Exercise prompt: Pull every line with the word "view" out of the entries below.

[Records supplied — start]

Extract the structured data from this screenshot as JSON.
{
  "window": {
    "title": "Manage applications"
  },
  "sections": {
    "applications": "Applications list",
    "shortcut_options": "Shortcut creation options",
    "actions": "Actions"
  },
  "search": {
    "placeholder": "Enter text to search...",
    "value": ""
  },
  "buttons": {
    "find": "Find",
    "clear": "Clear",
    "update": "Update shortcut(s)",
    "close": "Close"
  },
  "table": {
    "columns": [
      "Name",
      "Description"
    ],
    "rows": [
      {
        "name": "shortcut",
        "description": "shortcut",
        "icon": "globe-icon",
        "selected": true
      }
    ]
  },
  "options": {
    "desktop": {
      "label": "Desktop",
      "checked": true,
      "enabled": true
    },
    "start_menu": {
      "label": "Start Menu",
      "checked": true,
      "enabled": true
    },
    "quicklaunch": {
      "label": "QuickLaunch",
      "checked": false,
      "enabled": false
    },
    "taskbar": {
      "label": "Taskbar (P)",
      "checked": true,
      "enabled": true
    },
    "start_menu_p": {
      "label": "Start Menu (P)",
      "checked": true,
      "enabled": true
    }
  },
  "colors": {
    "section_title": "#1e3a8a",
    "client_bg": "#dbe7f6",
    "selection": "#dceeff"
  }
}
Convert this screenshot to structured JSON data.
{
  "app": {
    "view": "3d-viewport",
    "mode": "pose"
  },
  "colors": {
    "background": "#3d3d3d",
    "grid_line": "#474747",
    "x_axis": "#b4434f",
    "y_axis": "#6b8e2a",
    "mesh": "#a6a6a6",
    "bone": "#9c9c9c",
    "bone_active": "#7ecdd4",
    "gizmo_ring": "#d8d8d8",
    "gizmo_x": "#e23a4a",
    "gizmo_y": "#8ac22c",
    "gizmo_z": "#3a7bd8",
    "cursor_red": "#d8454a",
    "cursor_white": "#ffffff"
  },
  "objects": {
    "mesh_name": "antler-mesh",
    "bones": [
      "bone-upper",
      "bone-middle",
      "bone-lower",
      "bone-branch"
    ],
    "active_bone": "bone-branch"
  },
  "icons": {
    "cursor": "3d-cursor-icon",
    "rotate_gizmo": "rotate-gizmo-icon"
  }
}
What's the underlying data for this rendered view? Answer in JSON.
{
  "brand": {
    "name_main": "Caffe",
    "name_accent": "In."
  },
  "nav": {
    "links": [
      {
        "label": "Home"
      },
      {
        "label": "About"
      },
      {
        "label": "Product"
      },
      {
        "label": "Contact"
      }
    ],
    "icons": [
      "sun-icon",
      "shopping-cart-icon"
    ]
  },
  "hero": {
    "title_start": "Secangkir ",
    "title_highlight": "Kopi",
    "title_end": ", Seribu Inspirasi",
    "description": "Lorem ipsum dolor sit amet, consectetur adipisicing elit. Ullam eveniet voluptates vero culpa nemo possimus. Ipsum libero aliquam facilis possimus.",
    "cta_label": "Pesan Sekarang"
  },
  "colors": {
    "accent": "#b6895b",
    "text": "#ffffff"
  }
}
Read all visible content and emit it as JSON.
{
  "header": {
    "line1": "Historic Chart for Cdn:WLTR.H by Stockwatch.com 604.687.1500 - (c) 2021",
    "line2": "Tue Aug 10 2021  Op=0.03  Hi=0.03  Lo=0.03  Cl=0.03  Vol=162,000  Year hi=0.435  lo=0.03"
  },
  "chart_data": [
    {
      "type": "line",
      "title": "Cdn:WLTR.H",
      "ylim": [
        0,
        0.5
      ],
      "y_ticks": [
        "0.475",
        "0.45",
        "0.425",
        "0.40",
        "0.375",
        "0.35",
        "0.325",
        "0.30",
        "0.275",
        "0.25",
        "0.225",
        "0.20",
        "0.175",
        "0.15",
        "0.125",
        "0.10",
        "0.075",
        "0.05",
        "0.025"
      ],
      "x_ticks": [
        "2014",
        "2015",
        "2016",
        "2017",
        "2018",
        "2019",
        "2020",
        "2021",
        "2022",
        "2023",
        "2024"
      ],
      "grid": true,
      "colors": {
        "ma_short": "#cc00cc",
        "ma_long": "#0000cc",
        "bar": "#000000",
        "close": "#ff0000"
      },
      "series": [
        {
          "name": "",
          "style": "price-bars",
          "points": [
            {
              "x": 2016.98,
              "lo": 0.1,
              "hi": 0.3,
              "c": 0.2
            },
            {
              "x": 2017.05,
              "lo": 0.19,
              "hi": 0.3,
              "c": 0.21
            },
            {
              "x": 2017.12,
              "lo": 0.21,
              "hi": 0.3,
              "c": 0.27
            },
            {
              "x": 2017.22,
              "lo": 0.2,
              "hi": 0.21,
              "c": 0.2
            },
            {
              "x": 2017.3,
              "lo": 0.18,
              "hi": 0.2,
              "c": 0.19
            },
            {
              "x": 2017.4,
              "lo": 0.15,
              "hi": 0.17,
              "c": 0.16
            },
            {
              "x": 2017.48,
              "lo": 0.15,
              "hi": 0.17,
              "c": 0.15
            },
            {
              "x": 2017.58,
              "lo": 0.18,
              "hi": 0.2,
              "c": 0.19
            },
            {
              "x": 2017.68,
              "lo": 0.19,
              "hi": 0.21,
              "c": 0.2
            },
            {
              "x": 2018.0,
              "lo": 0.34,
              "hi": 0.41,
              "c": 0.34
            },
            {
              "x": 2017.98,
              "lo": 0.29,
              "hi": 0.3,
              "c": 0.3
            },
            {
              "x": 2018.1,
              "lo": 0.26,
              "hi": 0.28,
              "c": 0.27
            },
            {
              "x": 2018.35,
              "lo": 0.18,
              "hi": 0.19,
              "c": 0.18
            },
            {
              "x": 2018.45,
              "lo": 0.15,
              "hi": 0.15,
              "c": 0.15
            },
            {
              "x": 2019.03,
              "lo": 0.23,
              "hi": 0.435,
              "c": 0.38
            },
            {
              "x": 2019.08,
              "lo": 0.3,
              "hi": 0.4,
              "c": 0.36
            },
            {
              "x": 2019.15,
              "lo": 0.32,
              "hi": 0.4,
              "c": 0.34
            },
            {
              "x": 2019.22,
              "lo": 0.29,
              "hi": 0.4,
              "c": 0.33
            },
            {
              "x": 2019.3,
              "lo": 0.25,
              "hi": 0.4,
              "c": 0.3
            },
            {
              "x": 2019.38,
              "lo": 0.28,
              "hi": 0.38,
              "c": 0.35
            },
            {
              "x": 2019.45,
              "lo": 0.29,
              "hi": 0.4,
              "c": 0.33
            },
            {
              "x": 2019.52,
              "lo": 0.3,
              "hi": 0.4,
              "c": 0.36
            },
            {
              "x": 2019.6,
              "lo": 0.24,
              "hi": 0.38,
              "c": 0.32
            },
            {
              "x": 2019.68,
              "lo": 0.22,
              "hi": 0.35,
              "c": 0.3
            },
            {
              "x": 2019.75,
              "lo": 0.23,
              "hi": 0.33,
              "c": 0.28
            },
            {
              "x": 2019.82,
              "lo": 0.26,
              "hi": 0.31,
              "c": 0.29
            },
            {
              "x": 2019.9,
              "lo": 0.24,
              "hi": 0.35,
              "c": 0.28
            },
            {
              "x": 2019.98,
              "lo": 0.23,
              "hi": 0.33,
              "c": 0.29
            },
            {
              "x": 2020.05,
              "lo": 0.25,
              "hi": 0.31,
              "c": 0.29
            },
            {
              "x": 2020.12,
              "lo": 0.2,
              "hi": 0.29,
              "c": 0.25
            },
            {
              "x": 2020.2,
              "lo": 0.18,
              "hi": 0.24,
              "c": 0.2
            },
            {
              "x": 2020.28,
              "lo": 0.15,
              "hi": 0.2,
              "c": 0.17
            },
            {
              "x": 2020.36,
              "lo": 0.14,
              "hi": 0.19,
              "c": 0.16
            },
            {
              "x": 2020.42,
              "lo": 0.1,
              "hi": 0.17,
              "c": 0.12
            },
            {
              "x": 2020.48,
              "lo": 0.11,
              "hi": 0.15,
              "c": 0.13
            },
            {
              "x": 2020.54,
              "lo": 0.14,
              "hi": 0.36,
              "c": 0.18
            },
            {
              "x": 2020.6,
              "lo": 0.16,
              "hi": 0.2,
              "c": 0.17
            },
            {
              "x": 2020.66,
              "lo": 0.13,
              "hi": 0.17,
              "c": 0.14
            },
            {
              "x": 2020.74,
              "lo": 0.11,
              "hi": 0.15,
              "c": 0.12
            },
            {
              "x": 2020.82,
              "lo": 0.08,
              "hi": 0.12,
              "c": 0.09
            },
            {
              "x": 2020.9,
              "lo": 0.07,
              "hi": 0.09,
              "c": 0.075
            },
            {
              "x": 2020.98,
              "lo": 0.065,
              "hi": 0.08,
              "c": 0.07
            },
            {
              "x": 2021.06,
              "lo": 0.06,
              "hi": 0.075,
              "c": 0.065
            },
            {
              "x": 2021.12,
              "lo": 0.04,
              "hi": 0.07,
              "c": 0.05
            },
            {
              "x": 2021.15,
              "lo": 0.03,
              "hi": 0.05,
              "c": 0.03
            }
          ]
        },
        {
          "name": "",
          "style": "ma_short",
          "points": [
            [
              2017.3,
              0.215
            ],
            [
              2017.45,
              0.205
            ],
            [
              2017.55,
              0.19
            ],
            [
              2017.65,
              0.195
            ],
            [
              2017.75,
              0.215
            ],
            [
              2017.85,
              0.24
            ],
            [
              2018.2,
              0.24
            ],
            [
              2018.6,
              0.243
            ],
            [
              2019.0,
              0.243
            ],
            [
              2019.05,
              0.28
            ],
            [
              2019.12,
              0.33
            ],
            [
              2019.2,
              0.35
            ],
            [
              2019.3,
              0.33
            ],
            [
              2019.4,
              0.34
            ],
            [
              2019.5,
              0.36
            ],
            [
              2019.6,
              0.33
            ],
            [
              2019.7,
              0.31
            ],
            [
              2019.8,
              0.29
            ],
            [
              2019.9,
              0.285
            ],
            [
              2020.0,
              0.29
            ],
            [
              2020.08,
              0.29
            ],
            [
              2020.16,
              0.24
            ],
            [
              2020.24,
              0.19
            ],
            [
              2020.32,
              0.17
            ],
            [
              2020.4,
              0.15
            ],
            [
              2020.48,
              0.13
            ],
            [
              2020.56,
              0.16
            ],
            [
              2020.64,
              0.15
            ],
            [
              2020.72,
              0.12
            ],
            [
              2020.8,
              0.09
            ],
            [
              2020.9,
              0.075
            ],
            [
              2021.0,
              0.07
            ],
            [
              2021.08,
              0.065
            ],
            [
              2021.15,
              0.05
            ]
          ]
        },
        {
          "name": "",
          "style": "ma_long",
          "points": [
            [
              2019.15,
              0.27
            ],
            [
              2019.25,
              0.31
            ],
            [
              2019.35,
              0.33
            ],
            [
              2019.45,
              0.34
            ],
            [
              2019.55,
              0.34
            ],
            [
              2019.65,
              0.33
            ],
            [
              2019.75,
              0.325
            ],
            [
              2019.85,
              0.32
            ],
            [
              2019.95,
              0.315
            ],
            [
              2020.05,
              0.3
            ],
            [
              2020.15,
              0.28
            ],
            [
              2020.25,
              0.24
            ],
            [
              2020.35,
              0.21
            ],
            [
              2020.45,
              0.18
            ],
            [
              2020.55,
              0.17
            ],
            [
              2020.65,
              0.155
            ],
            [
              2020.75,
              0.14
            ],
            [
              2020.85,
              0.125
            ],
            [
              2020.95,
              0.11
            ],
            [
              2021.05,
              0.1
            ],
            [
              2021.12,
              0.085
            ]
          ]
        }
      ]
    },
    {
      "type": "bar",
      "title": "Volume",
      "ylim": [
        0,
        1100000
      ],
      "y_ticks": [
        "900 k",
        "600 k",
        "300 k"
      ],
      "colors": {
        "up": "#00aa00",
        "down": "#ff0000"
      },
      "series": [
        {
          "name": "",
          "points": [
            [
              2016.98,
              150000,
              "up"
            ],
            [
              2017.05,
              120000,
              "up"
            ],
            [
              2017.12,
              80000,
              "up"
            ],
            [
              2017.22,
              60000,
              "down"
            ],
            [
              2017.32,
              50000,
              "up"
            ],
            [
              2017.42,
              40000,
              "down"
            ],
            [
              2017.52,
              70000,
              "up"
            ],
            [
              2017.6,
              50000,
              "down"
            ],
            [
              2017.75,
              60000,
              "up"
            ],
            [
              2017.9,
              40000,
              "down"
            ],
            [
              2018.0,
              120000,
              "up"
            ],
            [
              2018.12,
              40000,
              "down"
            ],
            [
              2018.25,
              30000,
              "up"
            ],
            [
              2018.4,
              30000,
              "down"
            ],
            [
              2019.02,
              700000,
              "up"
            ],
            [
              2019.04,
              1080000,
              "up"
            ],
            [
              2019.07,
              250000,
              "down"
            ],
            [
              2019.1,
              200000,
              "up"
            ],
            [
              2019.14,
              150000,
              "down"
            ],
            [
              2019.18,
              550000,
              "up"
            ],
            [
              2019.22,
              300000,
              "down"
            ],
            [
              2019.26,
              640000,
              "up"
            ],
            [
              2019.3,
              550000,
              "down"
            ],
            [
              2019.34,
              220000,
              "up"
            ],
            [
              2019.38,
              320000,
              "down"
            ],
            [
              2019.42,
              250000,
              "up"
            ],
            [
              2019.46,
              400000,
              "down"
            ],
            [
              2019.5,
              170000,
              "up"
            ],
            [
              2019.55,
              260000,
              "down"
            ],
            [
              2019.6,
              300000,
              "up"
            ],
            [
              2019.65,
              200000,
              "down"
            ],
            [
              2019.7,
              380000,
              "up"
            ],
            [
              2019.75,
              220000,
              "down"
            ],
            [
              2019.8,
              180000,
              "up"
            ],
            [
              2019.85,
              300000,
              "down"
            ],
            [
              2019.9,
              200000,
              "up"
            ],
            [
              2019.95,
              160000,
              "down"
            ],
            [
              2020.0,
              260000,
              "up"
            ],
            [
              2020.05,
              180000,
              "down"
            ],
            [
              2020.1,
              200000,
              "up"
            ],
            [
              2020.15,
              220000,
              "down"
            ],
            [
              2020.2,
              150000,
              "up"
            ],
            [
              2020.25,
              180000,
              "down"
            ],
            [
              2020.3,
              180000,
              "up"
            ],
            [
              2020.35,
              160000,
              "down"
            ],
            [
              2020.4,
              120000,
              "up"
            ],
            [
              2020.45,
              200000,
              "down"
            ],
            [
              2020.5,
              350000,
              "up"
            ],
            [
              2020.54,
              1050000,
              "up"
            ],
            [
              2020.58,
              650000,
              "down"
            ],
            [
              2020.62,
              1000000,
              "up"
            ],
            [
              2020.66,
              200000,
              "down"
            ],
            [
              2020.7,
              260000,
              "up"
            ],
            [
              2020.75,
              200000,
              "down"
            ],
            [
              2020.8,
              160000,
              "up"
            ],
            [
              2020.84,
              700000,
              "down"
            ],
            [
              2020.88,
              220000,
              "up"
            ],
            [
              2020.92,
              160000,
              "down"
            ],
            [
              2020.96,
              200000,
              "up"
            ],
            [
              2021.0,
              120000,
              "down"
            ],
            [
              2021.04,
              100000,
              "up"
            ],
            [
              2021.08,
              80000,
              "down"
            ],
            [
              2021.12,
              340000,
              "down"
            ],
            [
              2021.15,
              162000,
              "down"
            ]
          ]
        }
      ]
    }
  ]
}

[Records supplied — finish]

Solution for this task:
    "view": "3d-viewport",
What's the underlying data for this rendered view? Answer in JSON.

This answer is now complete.